This can help your mind “deliver” the message of your emotion. Then you can find something to do to help you cope with the feelings, whatever they are.

Alternatives to Emotional Eating

The best kinds of coping strategies to end emotional eating should be realistic for you to do right now. They should be activities that you are physically, financially, and mentally capable of doing. For example, don’t choose exercise if you have chronic pain that makes mobility difficult, or if you feel like exercise is a chore. Don’t choose a hobby that you have to buy a lot of expensive equipment for. Choose something that you can do right now; not after you lose weight, change jobs, retire, or clean out your basement.

Some examples of things you might try include:

MUSIC: Listen to an upbeat song, sing in the shower or the car, play an instrument, dance!

CRAFT: Color in a coloring book, sew, knit, crochet, paint, try a woodworking project, make jewelry, scrapbook, take photos, do a word search or puzzle.

EXPRESS: Call a friend or family member who is a good listener, read or write poetry, send a card to someone, write down things you are thankful for, pray, let yourself cry.

MOVE: Stretch, take a walk, squeeze a stress ball, play with a fidget spinner, pop bubble wrap, clean or organize something in your home, window shop, go outside.

SOOTHE: Take a hot bath or shower, light a scented candle, try a refreshing lotion, wrap up in a warm blanket, light a fire in the fireplace, listen to a guided meditation recording, read a magazine, look at cherished photos.

Challenging your urge to emotionally eat is not easy. It will not happen overnight. There will be slip-ups, and it is important to forgive yourself for these. It is also important to remember that even when you have lost weight, the emotional pain and stress that you have in your life now will still be there. A life without strife is a fantasy.  But you can learn to feel negative emotions and to still be okay – with or without food.


1 Markham, L. (2018). Peaceful parent, happy kids workbook. PESI, Inc.
End Emotional Eating

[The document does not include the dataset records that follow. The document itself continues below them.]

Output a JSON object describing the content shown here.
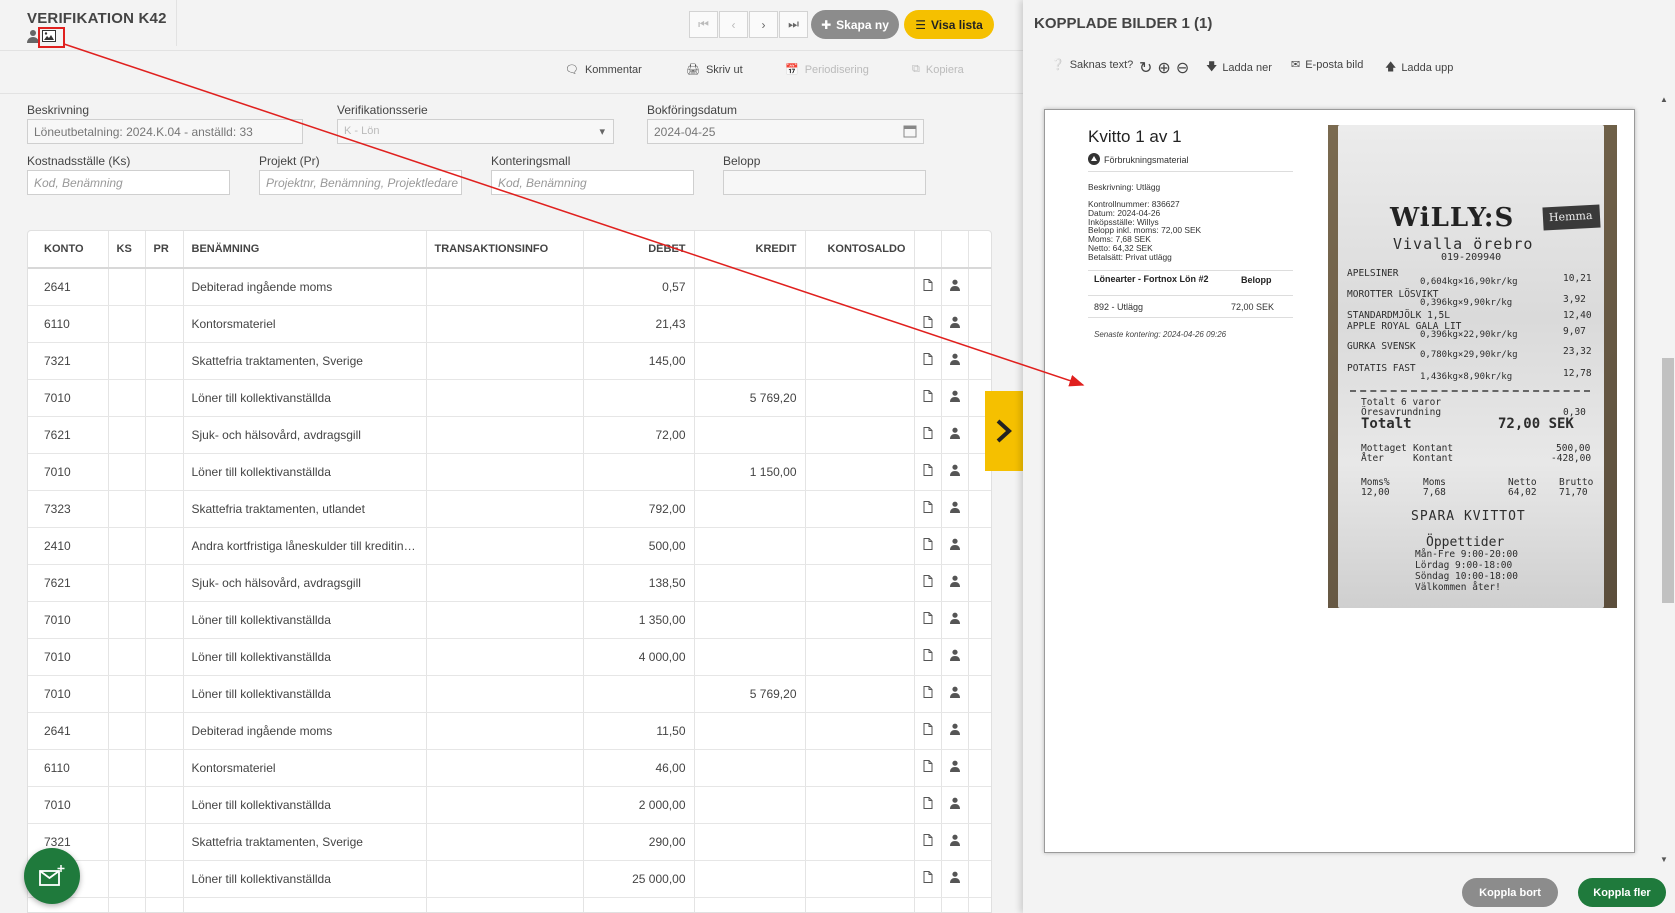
{
  "header": {
    "title": "VERIFIKATION K42",
    "skapa_label": "Skapa ny",
    "visa_label": "Visa lista"
  },
  "actions": {
    "kommentar": "Kommentar",
    "skriv_ut": "Skriv ut",
    "periodisering": "Periodisering",
    "kopiera": "Kopiera"
  },
  "form": {
    "beskrivning_label": "Beskrivning",
    "beskrivning_value": "Löneutbetalning: 2024.K.04 - anställd: 33",
    "serie_label": "Verifikationsserie",
    "serie_value": "K - Lön",
    "datum_label": "Bokföringsdatum",
    "datum_value": "2024-04-25",
    "ks_label": "Kostnadsställe (Ks)",
    "ks_placeholder": "Kod, Benämning",
    "pr_label": "Projekt (Pr)",
    "pr_placeholder": "Projektnr, Benämning, Projektledare",
    "mall_label": "Konteringsmall",
    "mall_placeholder": "Kod, Benämning",
    "belopp_label": "Belopp",
    "belopp_value": ""
  },
  "table": {
    "headers": [
      "KONTO",
      "KS",
      "PR",
      "BENÄMNING",
      "TRANSAKTIONSINFO",
      "DEBET",
      "KREDIT",
      "KONTOSALDO"
    ],
    "rows": [
      {
        "konto": "2641",
        "benamning": "Debiterad ingående moms",
        "debet": "0,57",
        "kredit": ""
      },
      {
        "konto": "6110",
        "benamning": "Kontorsmateriel",
        "debet": "21,43",
        "kredit": ""
      },
      {
        "konto": "7321",
        "benamning": "Skattefria traktamenten, Sverige",
        "debet": "145,00",
        "kredit": ""
      },
      {
        "konto": "7010",
        "benamning": "Löner till kollektivanställda",
        "debet": "",
        "kredit": "5 769,20"
      },
      {
        "konto": "7621",
        "benamning": "Sjuk- och hälsovård, avdragsgill",
        "debet": "72,00",
        "kredit": ""
      },
      {
        "konto": "7010",
        "benamning": "Löner till kollektivanställda",
        "debet": "",
        "kredit": "1 150,00"
      },
      {
        "konto": "7323",
        "benamning": "Skattefria traktamenten, utlandet",
        "debet": "792,00",
        "kredit": ""
      },
      {
        "konto": "2410",
        "benamning": "Andra kortfristiga låneskulder till kreditinstitut",
        "debet": "500,00",
        "kredit": ""
      },
      {
        "konto": "7621",
        "benamning": "Sjuk- och hälsovård, avdragsgill",
        "debet": "138,50",
        "kredit": ""
      },
      {
        "konto": "7010",
        "benamning": "Löner till kollektivanställda",
        "debet": "1 350,00",
        "kredit": ""
      },
      {
        "konto": "7010",
        "benamning": "Löner till kollektivanställda",
        "debet": "4 000,00",
        "kredit": ""
      },
      {
        "konto": "7010",
        "benamning": "Löner till kollektivanställda",
        "debet": "",
        "kredit": "5 769,20"
      },
      {
        "konto": "2641",
        "benamning": "Debiterad ingående moms",
        "debet": "11,50",
        "kredit": ""
      },
      {
        "konto": "6110",
        "benamning": "Kontorsmateriel",
        "debet": "46,00",
        "kredit": ""
      },
      {
        "konto": "7010",
        "benamning": "Löner till kollektivanställda",
        "debet": "2 000,00",
        "kredit": ""
      },
      {
        "konto": "7321",
        "benamning": "Skattefria traktamenten, Sverige",
        "debet": "290,00",
        "kredit": ""
      },
      {
        "konto": "",
        "benamning": "Löner till kollektivanställda",
        "debet": "25 000,00",
        "kredit": ""
      },
      {
        "konto": "",
        "benamning": "",
        "debet": "",
        "kredit": ""
      }
    ]
  },
  "right": {
    "title": "KOPPLADE BILDER 1 (1)",
    "saknas": "Saknas text?",
    "ladda_ner": "Ladda ner",
    "eposta": "E-posta bild",
    "ladda_upp": "Ladda upp",
    "koppla_bort": "Koppla bort",
    "koppla_fler": "Koppla fler"
  },
  "kvitto": {
    "title": "Kvitto 1 av 1",
    "category": "Förbrukningsmaterial",
    "beskrivning": "Beskrivning: Utlägg",
    "details": [
      "Kontrollnummer: 836627",
      "Datum: 2024-04-26",
      "Inköpsställe: Willys",
      "Belopp inkl. moms: 72,00 SEK",
      "Moms: 7,68 SEK",
      "Netto: 64,32 SEK",
      "Betalsätt: Privat utlägg"
    ],
    "col_left": "Lönearter - Fortnox Lön #2",
    "col_right": "Belopp",
    "row_left": "892 - Utlägg",
    "row_right": "72,00 SEK",
    "note": "Senaste kontering: 2024-04-26 09:26"
  },
  "receipt": {
    "store": "WiLLY:S",
    "store_tag": "Hemma",
    "location": "Vivalla örebro",
    "phone": "019-209940",
    "lines": [
      {
        "name": "APELSINER",
        "detail": "0,604kg×16,90kr/kg",
        "price": "10,21"
      },
      {
        "name": "MOROTTER LÖSVIKT",
        "detail": "0,396kg×9,90kr/kg",
        "price": "3,92"
      },
      {
        "name": "STANDARDMJÖLK 1,5L",
        "detail": "",
        "price": "12,40"
      },
      {
        "name": "APPLE ROYAL GALA LIT",
        "detail": "0,396kg×22,90kr/kg",
        "price": "9,07"
      },
      {
        "name": "GURKA SVENSK",
        "detail": "0,780kg×29,90kr/kg",
        "price": "23,32"
      },
      {
        "name": "POTATIS FAST",
        "detail": "1,436kg×8,90kr/kg",
        "price": "12,78"
      }
    ],
    "total_count": "Totalt 6 varor",
    "rounding_label": "Öresavrundning",
    "rounding": "0,30",
    "total_label": "Totalt",
    "total": "72,00 SEK",
    "mottaget_label": "Mottaget",
    "mottaget_type": "Kontant",
    "mottaget": "500,00",
    "ater_label": "Åter",
    "ater_type": "Kontant",
    "ater": "-428,00",
    "moms_head": [
      "Moms%",
      "Moms",
      "Netto",
      "Brutto"
    ],
    "moms_vals": [
      "12,00",
      "7,68",
      "64,02",
      "71,70"
    ],
    "spara": "SPARA KVITTOT",
    "oppettider": "Öppettider",
    "hours": [
      "Mån-Fre 9:00-20:00",
      "Lördag 9:00-18:00",
      "Söndag 10:00-18:00",
      "Välkommen åter!"
    ]
  },
  "colors": {
    "accent_yellow": "#f5c000",
    "primary_green": "#1f7a3c",
    "annotation_red": "#e0201e"
  }
}
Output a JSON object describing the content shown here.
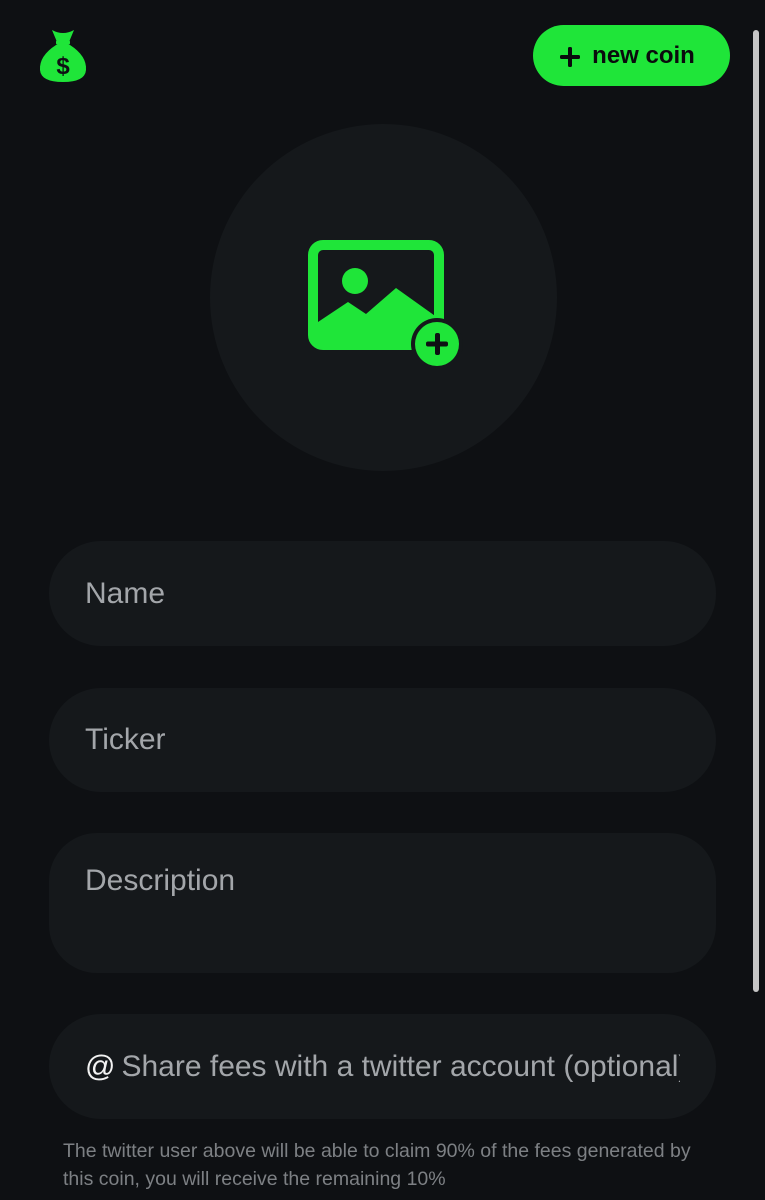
{
  "header": {
    "logo_icon": "money-bag-icon",
    "new_coin_label": "new coin",
    "new_coin_icon": "plus-icon"
  },
  "image_upload": {
    "icon": "add-image-icon"
  },
  "form": {
    "name_placeholder": "Name",
    "name_value": "",
    "ticker_placeholder": "Ticker",
    "ticker_value": "",
    "description_placeholder": "Description",
    "description_value": "",
    "twitter_prefix": "@",
    "twitter_placeholder": "Share fees with a twitter account (optional)",
    "twitter_value": "",
    "twitter_note": "The twitter user above will be able to claim 90% of the fees generated by this coin, you will receive the remaining 10%"
  },
  "colors": {
    "background": "#0e1013",
    "accent": "#1fe539",
    "surface": "#15181b",
    "placeholder": "#a3a6aa",
    "note_text": "#7d8084"
  }
}
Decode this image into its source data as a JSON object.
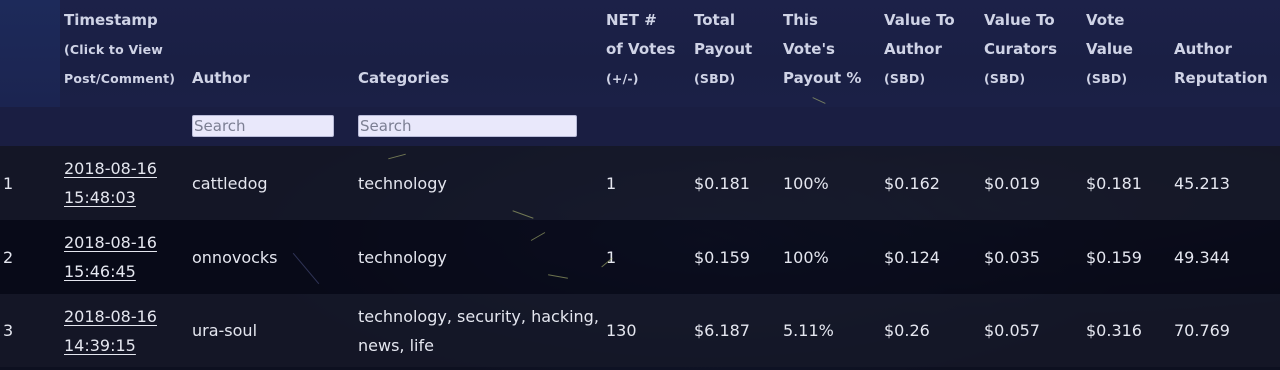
{
  "table": {
    "headers": {
      "timestamp_title": "Timestamp",
      "timestamp_hint_1": "(Click to View",
      "timestamp_hint_2": "Post/Comment)",
      "author": "Author",
      "categories": "Categories",
      "votes_1": "NET #",
      "votes_2": "of Votes",
      "votes_3": "(+/-)",
      "payout_1": "Total",
      "payout_2": "Payout",
      "payout_3": "(SBD)",
      "pct_1": "This",
      "pct_2": "Vote's",
      "pct_3": "Payout %",
      "vta_1": "Value To",
      "vta_2": "Author",
      "vta_3": "(SBD)",
      "vtc_1": "Value To",
      "vtc_2": "Curators",
      "vtc_3": "(SBD)",
      "vv_1": "Vote",
      "vv_2": "Value",
      "vv_3": "(SBD)",
      "rep_1": "Author",
      "rep_2": "Reputation"
    },
    "filters": {
      "author_placeholder": "Search",
      "categories_placeholder": "Search"
    },
    "rows": [
      {
        "index": "1",
        "date": "2018-08-16",
        "time": "15:48:03",
        "author": "cattledog",
        "categories_1": "technology",
        "categories_2": "",
        "votes": "1",
        "payout": "$0.181",
        "pct": "100%",
        "vta": "$0.162",
        "vtc": "$0.019",
        "vv": "$0.181",
        "rep": "45.213"
      },
      {
        "index": "2",
        "date": "2018-08-16",
        "time": "15:46:45",
        "author": "onnovocks",
        "categories_1": "technology",
        "categories_2": "",
        "votes": "1",
        "payout": "$0.159",
        "pct": "100%",
        "vta": "$0.124",
        "vtc": "$0.035",
        "vv": "$0.159",
        "rep": "49.344"
      },
      {
        "index": "3",
        "date": "2018-08-16",
        "time": "14:39:15",
        "author": "ura-soul",
        "categories_1": "technology, security, hacking,",
        "categories_2": "news, life",
        "votes": "130",
        "payout": "$6.187",
        "pct": "5.11%",
        "vta": "$0.26",
        "vtc": "$0.057",
        "vv": "$0.316",
        "rep": "70.769"
      }
    ]
  }
}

Christina Rowan is a clinical psychologist in the Weight Management Institute at Summa Health. She received her Ph.D. in Counseling Psychology at The University of Akron and completed a post-doctoral fellowship in health psychology with a specialization in bariatrics at Cleveland Clinic. She provides individual and group counseling, assessment, and support services to patients struggling with weight or eating-related concerns.
Read more articles from Dr. Rowan!